**EXERCISE DIRECTIONS:** Search the records for "Authentication". Report every line where it occurs.

**DATA EXTRACT:**
----------------------------------------
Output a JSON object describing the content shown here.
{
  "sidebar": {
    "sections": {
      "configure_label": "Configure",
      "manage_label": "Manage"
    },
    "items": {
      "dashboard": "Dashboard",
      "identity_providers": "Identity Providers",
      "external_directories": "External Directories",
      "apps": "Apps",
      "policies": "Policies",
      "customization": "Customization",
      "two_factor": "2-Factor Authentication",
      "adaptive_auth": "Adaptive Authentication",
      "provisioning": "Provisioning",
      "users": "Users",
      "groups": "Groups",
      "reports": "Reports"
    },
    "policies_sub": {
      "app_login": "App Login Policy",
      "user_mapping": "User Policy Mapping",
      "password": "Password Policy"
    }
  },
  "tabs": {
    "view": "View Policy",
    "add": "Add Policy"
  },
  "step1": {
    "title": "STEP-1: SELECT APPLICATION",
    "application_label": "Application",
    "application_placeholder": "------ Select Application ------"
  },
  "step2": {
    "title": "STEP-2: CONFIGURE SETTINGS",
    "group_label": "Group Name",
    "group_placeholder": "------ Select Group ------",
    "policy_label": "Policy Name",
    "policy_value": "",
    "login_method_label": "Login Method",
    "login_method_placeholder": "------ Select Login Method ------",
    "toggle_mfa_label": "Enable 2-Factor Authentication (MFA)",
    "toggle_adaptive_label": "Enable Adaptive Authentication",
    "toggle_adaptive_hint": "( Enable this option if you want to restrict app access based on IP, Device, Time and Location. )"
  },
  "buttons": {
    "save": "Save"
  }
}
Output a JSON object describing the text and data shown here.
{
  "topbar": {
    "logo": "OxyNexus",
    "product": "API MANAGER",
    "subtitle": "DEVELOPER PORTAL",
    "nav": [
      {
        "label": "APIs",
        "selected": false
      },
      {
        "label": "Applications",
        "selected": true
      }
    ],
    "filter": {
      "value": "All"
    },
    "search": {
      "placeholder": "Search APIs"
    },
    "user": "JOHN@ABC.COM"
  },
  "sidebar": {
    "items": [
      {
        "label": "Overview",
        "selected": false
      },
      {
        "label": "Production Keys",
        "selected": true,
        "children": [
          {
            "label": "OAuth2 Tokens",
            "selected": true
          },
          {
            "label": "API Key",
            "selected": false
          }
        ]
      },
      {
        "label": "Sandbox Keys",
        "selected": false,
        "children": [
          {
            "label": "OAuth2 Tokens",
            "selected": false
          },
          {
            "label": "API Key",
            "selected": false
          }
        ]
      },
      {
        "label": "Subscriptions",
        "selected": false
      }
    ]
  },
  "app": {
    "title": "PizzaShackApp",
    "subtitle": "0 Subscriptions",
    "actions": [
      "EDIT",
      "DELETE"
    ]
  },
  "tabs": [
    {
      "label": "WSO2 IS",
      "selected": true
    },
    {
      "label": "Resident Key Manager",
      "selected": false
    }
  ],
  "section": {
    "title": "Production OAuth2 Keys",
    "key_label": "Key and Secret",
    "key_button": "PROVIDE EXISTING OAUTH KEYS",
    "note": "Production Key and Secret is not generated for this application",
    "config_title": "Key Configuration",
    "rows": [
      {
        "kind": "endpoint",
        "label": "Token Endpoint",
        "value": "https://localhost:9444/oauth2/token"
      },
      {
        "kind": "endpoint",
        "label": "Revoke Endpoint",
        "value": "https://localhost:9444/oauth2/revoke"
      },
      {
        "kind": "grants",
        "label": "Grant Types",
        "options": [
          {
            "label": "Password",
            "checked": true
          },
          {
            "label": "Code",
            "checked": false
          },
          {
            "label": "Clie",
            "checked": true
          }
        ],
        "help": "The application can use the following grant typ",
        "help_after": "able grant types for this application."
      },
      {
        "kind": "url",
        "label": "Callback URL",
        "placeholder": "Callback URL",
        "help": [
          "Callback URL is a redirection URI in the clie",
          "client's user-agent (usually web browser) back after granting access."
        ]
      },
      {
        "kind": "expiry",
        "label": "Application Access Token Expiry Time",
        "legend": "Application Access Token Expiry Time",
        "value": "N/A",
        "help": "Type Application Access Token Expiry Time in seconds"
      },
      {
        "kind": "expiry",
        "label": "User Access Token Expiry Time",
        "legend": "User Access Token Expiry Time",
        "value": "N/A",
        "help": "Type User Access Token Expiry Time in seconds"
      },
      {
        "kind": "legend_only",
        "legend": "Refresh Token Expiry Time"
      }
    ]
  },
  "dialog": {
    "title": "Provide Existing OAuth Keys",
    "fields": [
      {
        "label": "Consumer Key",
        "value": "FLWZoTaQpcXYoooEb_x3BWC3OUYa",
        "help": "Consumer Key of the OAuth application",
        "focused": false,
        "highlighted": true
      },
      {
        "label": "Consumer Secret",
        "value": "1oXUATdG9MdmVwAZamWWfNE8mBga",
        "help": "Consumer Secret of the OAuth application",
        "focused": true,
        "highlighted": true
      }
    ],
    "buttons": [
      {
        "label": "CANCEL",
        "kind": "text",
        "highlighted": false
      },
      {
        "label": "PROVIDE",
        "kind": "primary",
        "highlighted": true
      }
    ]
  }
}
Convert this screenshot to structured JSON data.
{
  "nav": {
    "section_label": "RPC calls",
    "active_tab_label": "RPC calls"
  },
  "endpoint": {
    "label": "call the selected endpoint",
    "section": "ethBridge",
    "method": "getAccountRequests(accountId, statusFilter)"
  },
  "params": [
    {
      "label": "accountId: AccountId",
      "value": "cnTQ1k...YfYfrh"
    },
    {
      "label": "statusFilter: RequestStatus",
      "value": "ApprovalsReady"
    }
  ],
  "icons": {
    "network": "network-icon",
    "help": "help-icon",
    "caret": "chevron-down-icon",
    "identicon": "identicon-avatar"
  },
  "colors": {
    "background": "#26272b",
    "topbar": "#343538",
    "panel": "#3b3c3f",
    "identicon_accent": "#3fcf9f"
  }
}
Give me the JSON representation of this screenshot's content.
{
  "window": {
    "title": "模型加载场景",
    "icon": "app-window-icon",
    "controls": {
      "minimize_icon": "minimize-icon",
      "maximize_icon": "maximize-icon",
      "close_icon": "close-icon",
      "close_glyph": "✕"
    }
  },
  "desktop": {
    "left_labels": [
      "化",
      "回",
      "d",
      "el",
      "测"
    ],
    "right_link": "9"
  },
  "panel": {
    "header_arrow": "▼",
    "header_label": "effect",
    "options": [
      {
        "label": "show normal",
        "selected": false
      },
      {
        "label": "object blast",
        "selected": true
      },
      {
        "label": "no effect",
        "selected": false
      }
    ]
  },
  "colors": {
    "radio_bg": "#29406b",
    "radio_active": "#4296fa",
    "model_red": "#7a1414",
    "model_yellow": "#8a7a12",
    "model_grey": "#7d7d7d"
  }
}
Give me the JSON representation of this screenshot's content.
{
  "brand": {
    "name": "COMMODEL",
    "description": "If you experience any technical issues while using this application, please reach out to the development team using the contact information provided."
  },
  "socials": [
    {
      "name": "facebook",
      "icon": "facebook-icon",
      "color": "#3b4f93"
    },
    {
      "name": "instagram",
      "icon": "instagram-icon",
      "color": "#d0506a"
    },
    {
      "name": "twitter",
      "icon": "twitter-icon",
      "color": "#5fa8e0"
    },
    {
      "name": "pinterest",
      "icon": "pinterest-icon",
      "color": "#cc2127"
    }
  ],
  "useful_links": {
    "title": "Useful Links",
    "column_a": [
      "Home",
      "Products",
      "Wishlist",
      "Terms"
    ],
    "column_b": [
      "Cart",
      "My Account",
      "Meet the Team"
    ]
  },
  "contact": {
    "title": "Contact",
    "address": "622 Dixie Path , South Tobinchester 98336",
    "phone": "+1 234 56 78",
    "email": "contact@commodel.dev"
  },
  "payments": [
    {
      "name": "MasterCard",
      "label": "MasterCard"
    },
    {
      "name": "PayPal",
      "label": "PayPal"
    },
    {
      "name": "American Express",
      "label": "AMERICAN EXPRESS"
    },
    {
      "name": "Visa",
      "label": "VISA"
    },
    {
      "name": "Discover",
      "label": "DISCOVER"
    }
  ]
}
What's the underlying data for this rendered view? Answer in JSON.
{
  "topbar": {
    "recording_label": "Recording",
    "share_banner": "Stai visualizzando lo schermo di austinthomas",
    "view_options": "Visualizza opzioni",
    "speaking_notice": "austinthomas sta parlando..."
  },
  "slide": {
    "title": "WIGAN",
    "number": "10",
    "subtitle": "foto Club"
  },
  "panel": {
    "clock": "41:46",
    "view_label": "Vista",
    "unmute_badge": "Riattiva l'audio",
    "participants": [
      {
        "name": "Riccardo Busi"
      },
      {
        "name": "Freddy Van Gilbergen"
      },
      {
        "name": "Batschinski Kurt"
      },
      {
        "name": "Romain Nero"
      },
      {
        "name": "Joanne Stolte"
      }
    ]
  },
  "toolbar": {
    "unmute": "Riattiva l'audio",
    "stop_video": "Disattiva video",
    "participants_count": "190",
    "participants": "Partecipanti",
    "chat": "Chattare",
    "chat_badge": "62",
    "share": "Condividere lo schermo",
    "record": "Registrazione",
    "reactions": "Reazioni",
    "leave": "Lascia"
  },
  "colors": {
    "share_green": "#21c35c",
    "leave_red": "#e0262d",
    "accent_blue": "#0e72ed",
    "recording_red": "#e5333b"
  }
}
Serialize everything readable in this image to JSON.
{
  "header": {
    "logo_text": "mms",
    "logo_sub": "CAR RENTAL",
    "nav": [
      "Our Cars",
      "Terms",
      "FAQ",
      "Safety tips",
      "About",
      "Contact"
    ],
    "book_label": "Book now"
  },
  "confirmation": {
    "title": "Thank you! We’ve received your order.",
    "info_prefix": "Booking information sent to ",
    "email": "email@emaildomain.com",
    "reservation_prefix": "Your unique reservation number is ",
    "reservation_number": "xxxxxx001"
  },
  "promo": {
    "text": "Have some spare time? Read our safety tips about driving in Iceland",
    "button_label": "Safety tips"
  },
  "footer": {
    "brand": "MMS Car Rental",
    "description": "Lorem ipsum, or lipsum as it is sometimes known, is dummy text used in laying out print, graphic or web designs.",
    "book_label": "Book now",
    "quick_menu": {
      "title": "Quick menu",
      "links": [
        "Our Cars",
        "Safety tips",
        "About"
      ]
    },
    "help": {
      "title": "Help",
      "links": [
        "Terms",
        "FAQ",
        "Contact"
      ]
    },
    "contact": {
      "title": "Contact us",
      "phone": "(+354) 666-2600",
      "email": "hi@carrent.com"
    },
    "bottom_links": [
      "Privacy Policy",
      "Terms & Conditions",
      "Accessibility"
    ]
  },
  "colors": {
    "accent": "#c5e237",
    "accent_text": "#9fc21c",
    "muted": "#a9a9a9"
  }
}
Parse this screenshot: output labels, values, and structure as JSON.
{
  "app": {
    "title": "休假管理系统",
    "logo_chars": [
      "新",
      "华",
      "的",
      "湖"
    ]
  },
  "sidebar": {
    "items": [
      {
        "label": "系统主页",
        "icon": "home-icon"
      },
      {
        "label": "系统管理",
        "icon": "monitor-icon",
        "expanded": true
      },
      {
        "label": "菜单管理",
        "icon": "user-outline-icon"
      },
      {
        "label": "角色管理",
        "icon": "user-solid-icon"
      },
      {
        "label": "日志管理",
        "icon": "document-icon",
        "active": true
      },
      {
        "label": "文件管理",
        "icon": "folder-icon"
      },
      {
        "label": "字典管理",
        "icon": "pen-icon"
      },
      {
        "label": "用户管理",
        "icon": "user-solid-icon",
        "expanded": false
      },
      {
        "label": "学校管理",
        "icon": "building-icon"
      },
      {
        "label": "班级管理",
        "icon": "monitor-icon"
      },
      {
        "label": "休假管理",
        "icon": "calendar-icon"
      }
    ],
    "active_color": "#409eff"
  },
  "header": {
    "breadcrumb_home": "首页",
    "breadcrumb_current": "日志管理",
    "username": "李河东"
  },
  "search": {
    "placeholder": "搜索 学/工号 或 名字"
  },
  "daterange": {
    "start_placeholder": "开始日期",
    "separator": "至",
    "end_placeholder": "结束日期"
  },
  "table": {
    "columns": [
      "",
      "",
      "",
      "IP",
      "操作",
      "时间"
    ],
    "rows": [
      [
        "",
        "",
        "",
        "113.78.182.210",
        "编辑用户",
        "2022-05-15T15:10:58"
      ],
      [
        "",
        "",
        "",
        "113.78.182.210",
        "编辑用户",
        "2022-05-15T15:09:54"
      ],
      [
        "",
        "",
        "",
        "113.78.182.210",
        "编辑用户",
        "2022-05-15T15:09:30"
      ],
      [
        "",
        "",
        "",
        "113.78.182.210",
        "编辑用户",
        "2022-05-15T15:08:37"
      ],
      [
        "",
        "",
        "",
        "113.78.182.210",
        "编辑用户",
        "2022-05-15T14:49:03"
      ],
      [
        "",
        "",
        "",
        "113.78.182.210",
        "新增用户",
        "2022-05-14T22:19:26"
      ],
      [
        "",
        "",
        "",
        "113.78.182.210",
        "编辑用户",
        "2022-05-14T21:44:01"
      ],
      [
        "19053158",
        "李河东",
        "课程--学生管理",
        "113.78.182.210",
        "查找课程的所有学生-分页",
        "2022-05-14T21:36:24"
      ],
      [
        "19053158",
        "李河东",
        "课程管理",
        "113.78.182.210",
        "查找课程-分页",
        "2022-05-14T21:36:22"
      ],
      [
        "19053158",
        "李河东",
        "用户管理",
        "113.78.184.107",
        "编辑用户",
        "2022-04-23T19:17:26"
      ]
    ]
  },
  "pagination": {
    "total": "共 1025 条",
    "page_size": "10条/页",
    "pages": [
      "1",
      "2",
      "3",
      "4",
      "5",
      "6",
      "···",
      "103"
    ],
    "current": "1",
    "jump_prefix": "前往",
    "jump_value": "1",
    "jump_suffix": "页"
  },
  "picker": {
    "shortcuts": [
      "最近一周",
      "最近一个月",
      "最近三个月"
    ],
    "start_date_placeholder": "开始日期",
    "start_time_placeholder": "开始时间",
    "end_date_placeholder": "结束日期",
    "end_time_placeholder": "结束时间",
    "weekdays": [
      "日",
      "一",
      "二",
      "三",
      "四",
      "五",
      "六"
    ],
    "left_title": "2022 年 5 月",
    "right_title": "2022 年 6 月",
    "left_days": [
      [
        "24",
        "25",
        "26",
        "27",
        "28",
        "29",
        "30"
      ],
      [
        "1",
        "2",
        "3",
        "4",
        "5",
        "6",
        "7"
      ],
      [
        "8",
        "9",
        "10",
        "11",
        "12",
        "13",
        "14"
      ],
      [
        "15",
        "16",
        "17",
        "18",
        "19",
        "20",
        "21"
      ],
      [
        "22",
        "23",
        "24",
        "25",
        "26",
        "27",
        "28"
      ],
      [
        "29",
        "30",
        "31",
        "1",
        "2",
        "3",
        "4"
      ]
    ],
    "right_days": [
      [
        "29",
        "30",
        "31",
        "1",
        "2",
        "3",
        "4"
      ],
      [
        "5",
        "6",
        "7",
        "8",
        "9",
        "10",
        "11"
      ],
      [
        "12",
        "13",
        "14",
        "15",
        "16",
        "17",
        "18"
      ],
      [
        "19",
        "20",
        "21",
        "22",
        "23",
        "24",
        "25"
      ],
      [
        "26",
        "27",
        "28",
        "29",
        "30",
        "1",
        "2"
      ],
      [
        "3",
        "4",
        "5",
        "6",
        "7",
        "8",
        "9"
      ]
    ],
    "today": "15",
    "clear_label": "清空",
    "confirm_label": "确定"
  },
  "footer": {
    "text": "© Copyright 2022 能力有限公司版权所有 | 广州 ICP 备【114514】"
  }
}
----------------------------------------
**SOLUTION BELOW:**
      "two_factor": "2-Factor Authentication",
      "adaptive_auth": "Adaptive Authentication",
    "toggle_mfa_label": "Enable 2-Factor Authentication (MFA)",
    "toggle_adaptive_label": "Enable Adaptive Authentication",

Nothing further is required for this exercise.